Work to be completed >>
Give the records again in full, exactly as written.
--------
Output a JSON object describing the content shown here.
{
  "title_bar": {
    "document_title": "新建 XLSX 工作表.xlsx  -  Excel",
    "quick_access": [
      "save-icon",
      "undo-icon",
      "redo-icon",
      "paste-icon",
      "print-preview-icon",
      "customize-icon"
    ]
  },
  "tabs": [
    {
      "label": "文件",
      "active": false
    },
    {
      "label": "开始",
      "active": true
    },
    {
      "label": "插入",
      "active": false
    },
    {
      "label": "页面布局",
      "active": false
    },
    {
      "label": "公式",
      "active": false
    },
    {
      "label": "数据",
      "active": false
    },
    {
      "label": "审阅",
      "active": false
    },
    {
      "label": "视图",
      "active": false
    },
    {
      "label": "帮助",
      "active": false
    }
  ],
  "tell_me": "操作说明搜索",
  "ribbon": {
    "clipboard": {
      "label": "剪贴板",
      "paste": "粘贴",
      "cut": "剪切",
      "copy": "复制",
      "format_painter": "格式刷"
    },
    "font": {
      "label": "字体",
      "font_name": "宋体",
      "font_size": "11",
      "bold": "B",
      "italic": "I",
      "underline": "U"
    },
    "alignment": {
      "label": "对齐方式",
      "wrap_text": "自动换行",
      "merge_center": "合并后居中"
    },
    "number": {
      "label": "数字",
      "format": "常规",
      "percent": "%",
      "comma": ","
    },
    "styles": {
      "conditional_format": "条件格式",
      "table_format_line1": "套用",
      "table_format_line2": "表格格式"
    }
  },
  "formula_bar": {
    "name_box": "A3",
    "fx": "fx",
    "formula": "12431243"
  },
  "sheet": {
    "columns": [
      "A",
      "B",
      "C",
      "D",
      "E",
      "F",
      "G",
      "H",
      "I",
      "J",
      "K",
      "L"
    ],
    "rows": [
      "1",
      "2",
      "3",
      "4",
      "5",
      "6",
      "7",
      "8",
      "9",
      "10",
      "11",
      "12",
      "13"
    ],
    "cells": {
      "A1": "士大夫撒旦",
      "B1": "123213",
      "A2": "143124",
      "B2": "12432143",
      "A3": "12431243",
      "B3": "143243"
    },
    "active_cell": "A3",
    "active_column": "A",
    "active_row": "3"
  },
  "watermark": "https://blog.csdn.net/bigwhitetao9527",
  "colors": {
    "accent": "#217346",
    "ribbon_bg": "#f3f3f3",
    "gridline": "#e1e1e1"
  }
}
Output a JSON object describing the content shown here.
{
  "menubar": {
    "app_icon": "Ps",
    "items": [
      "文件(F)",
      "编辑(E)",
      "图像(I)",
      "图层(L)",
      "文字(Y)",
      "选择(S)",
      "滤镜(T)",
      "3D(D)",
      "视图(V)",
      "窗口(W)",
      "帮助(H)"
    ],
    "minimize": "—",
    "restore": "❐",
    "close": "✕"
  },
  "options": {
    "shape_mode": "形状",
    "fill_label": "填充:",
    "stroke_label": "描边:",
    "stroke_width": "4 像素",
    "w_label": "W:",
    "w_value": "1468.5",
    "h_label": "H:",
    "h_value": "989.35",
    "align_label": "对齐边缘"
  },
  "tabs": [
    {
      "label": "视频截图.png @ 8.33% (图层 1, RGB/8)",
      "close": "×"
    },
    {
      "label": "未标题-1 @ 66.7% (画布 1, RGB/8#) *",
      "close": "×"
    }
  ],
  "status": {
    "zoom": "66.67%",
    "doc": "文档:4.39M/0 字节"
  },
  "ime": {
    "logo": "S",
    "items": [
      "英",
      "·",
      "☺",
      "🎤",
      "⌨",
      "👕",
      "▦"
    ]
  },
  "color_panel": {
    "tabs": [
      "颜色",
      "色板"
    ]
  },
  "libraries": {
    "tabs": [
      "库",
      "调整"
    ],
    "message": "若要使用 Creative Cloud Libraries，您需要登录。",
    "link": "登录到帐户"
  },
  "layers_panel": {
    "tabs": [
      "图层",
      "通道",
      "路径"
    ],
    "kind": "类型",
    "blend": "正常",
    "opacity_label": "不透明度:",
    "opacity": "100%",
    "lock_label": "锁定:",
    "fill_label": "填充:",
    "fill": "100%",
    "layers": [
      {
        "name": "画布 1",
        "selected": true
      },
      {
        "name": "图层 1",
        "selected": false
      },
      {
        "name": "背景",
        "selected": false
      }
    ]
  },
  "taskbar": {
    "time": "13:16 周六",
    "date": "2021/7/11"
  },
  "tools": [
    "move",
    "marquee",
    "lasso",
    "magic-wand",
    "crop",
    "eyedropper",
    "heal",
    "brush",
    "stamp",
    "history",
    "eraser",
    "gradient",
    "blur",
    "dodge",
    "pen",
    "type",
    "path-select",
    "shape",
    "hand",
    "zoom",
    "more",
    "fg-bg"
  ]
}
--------
Answer space >>
Output a JSON object describing the content shown here.
{
  "title_bar": {
    "document_title": "新建 XLSX 工作表.xlsx  -  Excel",
    "quick_access": [
      "save-icon",
      "undo-icon",
      "redo-icon",
      "paste-icon",
      "print-preview-icon",
      "customize-icon"
    ]
  },
  "tabs": [
    {
      "label": "文件",
      "active": false
    },
    {
      "label": "开始",
      "active": true
    },
    {
      "label": "插入",
      "active": false
    },
    {
      "label": "页面布局",
      "active": false
    },
    {
      "label": "公式",
      "active": false
    },
    {
      "label": "数据",
      "active": false
    },
    {
      "label": "审阅",
      "active": false
    },
    {
      "label": "视图",
      "active": false
    },
    {
      "label": "帮助",
      "active": false
    }
  ],
  "tell_me": "操作说明搜索",
  "ribbon": {
    "clipboard": {
      "label": "剪贴板",
      "paste": "粘贴",
      "cut": "剪切",
      "copy": "复制",
      "format_painter": "格式刷"
    },
    "font": {
      "label": "字体",
      "font_name": "宋体",
      "font_size": "11",
      "bold": "B",
      "italic": "I",
      "underline": "U"
    },
    "alignment": {
      "label": "对齐方式",
      "wrap_text": "自动换行",
      "merge_center": "合并后居中"
    },
    "number": {
      "label": "数字",
      "format": "常规",
      "percent": "%",
      "comma": ","
    },
    "styles": {
      "conditional_format": "条件格式",
      "table_format_line1": "套用",
      "table_format_line2": "表格格式"
    }
  },
  "formula_bar": {
    "name_box": "A3",
    "fx": "fx",
    "formula": "12431243"
  },
  "sheet": {
    "columns": [
      "A",
      "B",
      "C",
      "D",
      "E",
      "F",
      "G",
      "H",
      "I",
      "J",
      "K",
      "L"
    ],
    "rows": [
      "1",
      "2",
      "3",
      "4",
      "5",
      "6",
      "7",
      "8",
      "9",
      "10",
      "11",
      "12",
      "13"
    ],
    "cells": {
      "A1": "士大夫撒旦",
      "B1": "123213",
      "A2": "143124",
      "B2": "12432143",
      "A3": "12431243",
      "B3": "143243"
    },
    "active_cell": "A3",
    "active_column": "A",
    "active_row": "3"
  },
  "watermark": "https://blog.csdn.net/bigwhitetao9527",
  "colors": {
    "accent": "#217346",
    "ribbon_bg": "#f3f3f3",
    "gridline": "#e1e1e1"
  }
}
Output a JSON object describing the content shown here.
{
  "menubar": {
    "app_icon": "Ps",
    "items": [
      "文件(F)",
      "编辑(E)",
      "图像(I)",
      "图层(L)",
      "文字(Y)",
      "选择(S)",
      "滤镜(T)",
      "3D(D)",
      "视图(V)",
      "窗口(W)",
      "帮助(H)"
    ],
    "minimize": "—",
    "restore": "❐",
    "close": "✕"
  },
  "options": {
    "shape_mode": "形状",
    "fill_label": "填充:",
    "stroke_label": "描边:",
    "stroke_width": "4 像素",
    "w_label": "W:",
    "w_value": "1468.5",
    "h_label": "H:",
    "h_value": "989.35",
    "align_label": "对齐边缘"
  },
  "tabs": [
    {
      "label": "视频截图.png @ 8.33% (图层 1, RGB/8)",
      "close": "×"
    },
    {
      "label": "未标题-1 @ 66.7% (画布 1, RGB/8#) *",
      "close": "×"
    }
  ],
  "status": {
    "zoom": "66.67%",
    "doc": "文档:4.39M/0 字节"
  },
  "ime": {
    "logo": "S",
    "items": [
      "英",
      "·",
      "☺",
      "🎤",
      "⌨",
      "👕",
      "▦"
    ]
  },
  "color_panel": {
    "tabs": [
      "颜色",
      "色板"
    ]
  },
  "libraries": {
    "tabs": [
      "库",
      "调整"
    ],
    "message": "若要使用 Creative Cloud Libraries，您需要登录。",
    "link": "登录到帐户"
  },
  "layers_panel": {
    "tabs": [
      "图层",
      "通道",
      "路径"
    ],
    "kind": "类型",
    "blend": "正常",
    "opacity_label": "不透明度:",
    "opacity": "100%",
    "lock_label": "锁定:",
    "fill_label": "填充:",
    "fill": "100%",
    "layers": [
      {
        "name": "画布 1",
        "selected": true
      },
      {
        "name": "图层 1",
        "selected": false
      },
      {
        "name": "背景",
        "selected": false
      }
    ]
  },
  "taskbar": {
    "time": "13:16 周六",
    "date": "2021/7/11"
  },
  "tools": [
    "move",
    "marquee",
    "lasso",
    "magic-wand",
    "crop",
    "eyedropper",
    "heal",
    "brush",
    "stamp",
    "history",
    "eraser",
    "gradient",
    "blur",
    "dodge",
    "pen",
    "type",
    "path-select",
    "shape",
    "hand",
    "zoom",
    "more",
    "fg-bg"
  ]
}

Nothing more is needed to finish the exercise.